Once the board have approved the CVA proposal and one of their number has signed it, they will give the GH a “Notice of Intended Nominee”. The Insolvency Practitioner (“IP”) at GH will also sign the Notice of Intended Nominee following which they are known as the Nominee. The Nominee is required to act impartially and write an independent report on the viability of the CVA proposal. This includes a recommendation to creditors on as regards the acceptability of the proposal. The Nominee is the Chairman of the meeting of creditors at which the creditors consider the CVA proposal.
Once a CVA proposal is approved by creditors, an IP is appointed Supervisor of the CVA. This IP is usually the person acting as Nominee.
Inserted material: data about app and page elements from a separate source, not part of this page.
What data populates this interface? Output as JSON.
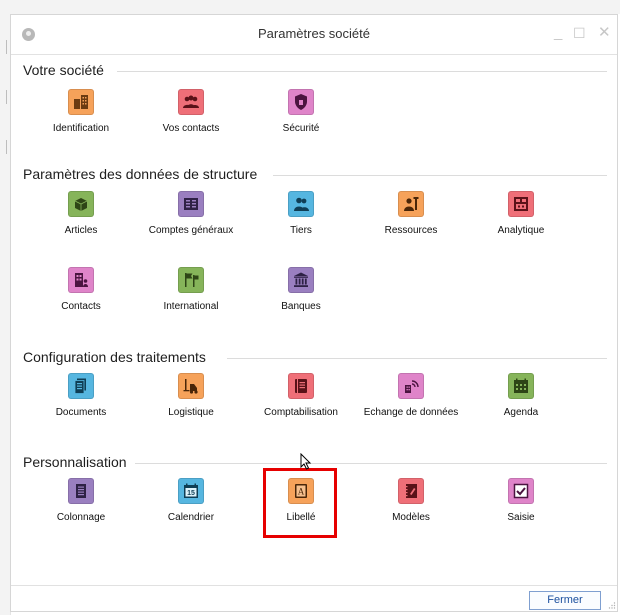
{
  "window": {
    "title": "Paramètres société",
    "minimize_glyph": "_",
    "maximize_glyph": "☐",
    "close_glyph": "✕"
  },
  "sections": [
    {
      "title": "Votre société",
      "items": [
        {
          "label": "Identification",
          "icon": "building-icon",
          "color": "#f6a25a"
        },
        {
          "label": "Vos contacts",
          "icon": "contacts-group-icon",
          "color": "#ef6f78"
        },
        {
          "label": "Sécurité",
          "icon": "shield-icon",
          "color": "#df84c9"
        }
      ]
    },
    {
      "title": "Paramètres des données de structure",
      "items": [
        {
          "label": "Articles",
          "icon": "cube-icon",
          "color": "#86b45a"
        },
        {
          "label": "Comptes généraux",
          "icon": "ledger-icon",
          "color": "#9a7fc0"
        },
        {
          "label": "Tiers",
          "icon": "people-icon",
          "color": "#56b6e0"
        },
        {
          "label": "Ressources",
          "icon": "worker-icon",
          "color": "#f6a25a"
        },
        {
          "label": "Analytique",
          "icon": "org-chart-icon",
          "color": "#ef6f78"
        },
        {
          "label": "Contacts",
          "icon": "contact-card-icon",
          "color": "#df84c9"
        },
        {
          "label": "International",
          "icon": "flags-icon",
          "color": "#86b45a"
        },
        {
          "label": "Banques",
          "icon": "bank-icon",
          "color": "#9a7fc0"
        }
      ]
    },
    {
      "title": "Configuration des traitements",
      "items": [
        {
          "label": "Documents",
          "icon": "document-icon",
          "color": "#56b6e0"
        },
        {
          "label": "Logistique",
          "icon": "forklift-icon",
          "color": "#f6a25a"
        },
        {
          "label": "Comptabilisation",
          "icon": "book-icon",
          "color": "#ef6f78"
        },
        {
          "label": "Echange de données",
          "icon": "data-exchange-icon",
          "color": "#df84c9"
        },
        {
          "label": "Agenda",
          "icon": "calendar-grid-icon",
          "color": "#86b45a"
        }
      ]
    },
    {
      "title": "Personnalisation",
      "items": [
        {
          "label": "Colonnage",
          "icon": "columns-icon",
          "color": "#9a7fc0"
        },
        {
          "label": "Calendrier",
          "icon": "calendar-icon",
          "color": "#56b6e0",
          "badge": "15"
        },
        {
          "label": "Libellé",
          "icon": "label-book-icon",
          "color": "#f6a25a",
          "glyph": "A"
        },
        {
          "label": "Modèles",
          "icon": "notebook-icon",
          "color": "#ef6f78"
        },
        {
          "label": "Saisie",
          "icon": "checkbox-icon",
          "color": "#df84c9"
        }
      ]
    }
  ],
  "footer": {
    "close_label": "Fermer"
  }
}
A CVA Supervisor is independent and their prime role is to ensure that all parties adhere to the terms of the CVA. Inter alia, the Supervisor administers the funds coming into the CVA and will agree the creditors’ claims, distribute funds and report to creditors. At the end of the CVA the Supervisor will issue a final report confirming whether the terms of the CVA have been complied with or whether it was failed.
Consequences of a Company Voluntary Arrangement and requirements of the company
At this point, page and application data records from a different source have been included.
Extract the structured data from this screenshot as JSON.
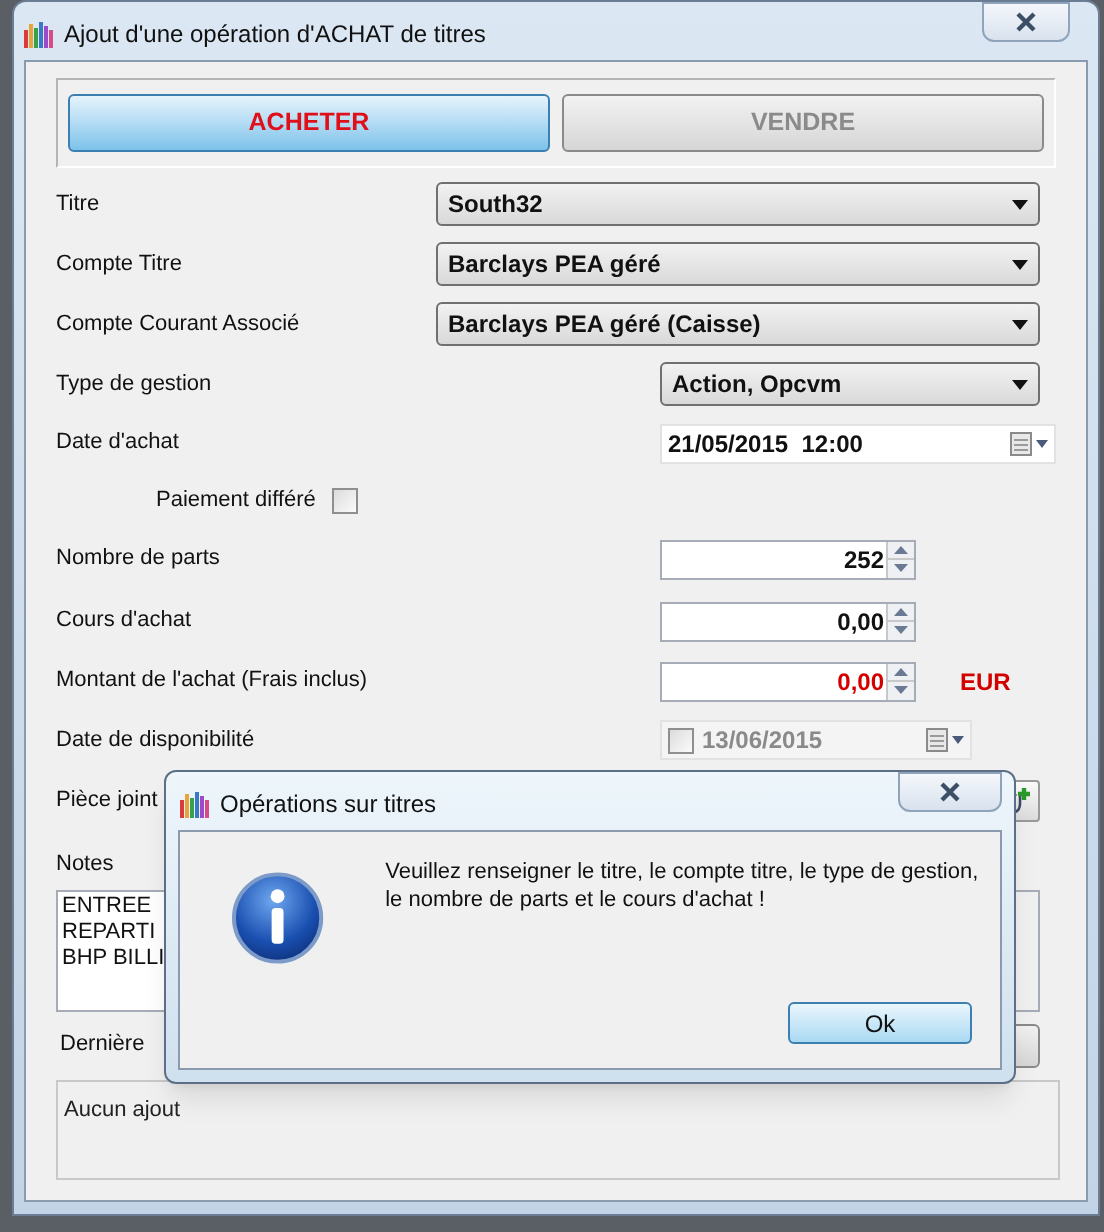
{
  "window": {
    "title": "Ajout d'une opération d'ACHAT de titres"
  },
  "mode_buttons": [
    {
      "label": "ACHETER",
      "selected": true
    },
    {
      "label": "VENDRE",
      "selected": false
    }
  ],
  "fields": [
    {
      "kind": "select",
      "label": "Titre",
      "value": "South32"
    },
    {
      "kind": "select",
      "label": "Compte Titre",
      "value": "Barclays PEA géré"
    },
    {
      "kind": "select",
      "label": "Compte Courant Associé",
      "value": "Barclays PEA géré (Caisse)"
    },
    {
      "kind": "select_narrow",
      "label": "Type de gestion",
      "value": "Action, Opcvm"
    },
    {
      "kind": "datetime",
      "label": "Date d'achat",
      "value": "21/05/2015  12:00"
    },
    {
      "kind": "checkbox",
      "label": "Paiement différé",
      "checked": false
    },
    {
      "kind": "number",
      "label": "Nombre de parts",
      "value": "252"
    },
    {
      "kind": "number",
      "label": "Cours d'achat",
      "value": "0,00"
    },
    {
      "kind": "amount",
      "label": "Montant de l'achat (Frais inclus)",
      "value": "0,00",
      "unit": "EUR"
    },
    {
      "kind": "optional_date",
      "label": "Date de disponibilité",
      "value": "13/06/2015",
      "checked": false
    },
    {
      "kind": "attachment",
      "label": "Pièce joint"
    }
  ],
  "notes": {
    "label": "Notes",
    "lines": [
      "ENTREE",
      "REPARTI",
      "BHP BILLI"
    ]
  },
  "last_operation": {
    "label": "Dernière",
    "value": "Aucun ajout"
  },
  "dialog": {
    "title": "Opérations sur titres",
    "message": "Veuillez renseigner le titre, le compte titre, le type de gestion, le nombre de parts et le cours d'achat !",
    "button": "Ok"
  }
}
A CVA is a legally binding contract between the company and its creditors. The onus is on the Directors to ensure there is a full and honest disclosure in their CVA proposal. Where there is a material irregularity in the CVA proposal, the Insolvency Act 1986 gives the creditors the right to challenge the outcome of the meeting at which the IVA was approved. Where such a challenge is successful, it can render the CVA proposal void and it will therefore not offer the company protection from any recovery actions their creditors might bring. False or fraudulent representations in a CVA proposal can also lead to the Company being wound up and the directors being disqualified as directors. It is therefore vital that you make a full an honest declaration of all relevant facts to us when preparing your CVA proposal.
A meeting of creditors will be convened at which the creditors vote whether to accept the proposal. Whilst creditors have the right to attend such meetings in person and question the board, most creditors will lodge their votes by post, fax or e-mail. The following 3 outcomes are possible at the meeting:
- The CVA is approved as originally proposed. The CVA proposal will then be implemented
- The CVA is approved with modifications. This occurs where the creditors are satisfied that an CVA should be agreed but require that some of the terms therein be amended. The Board and the Company are then asked whether they will consent to these modification and assuming they do, the CVA will be approved with the incorporation of those modifications.
- The CVA is rejected. The Company remains as before the CVA proposal and it will not be protected from creditors taking legal recovery actions. Depending on the Company’s situation and population of creditors, its creditors may bring court proceedings or appoint bailiffs to recover goods. Ultimately, one of the creditors is likely to petition for a winding up order.
The meeting can also be adjourned for a maximum period of 14 days from the date of the original meeting.
Implementation of the approved Company Voluntary Arrangement and consequences of breach
Once it is approved, the Company must adhere to the terms set out in the CVA proposal. The CVA will include terms detailing the steps that the Supervisor must take in the event that the Company fails to perform on matters required of it in the CVA proposal which typically includes a requirement for the Supervisor to petition for the winding-up and fail the CVA. It is therefore important that you consider the terms of the CVA before signing and ensure you make every possible effort to adhere to the terms therein.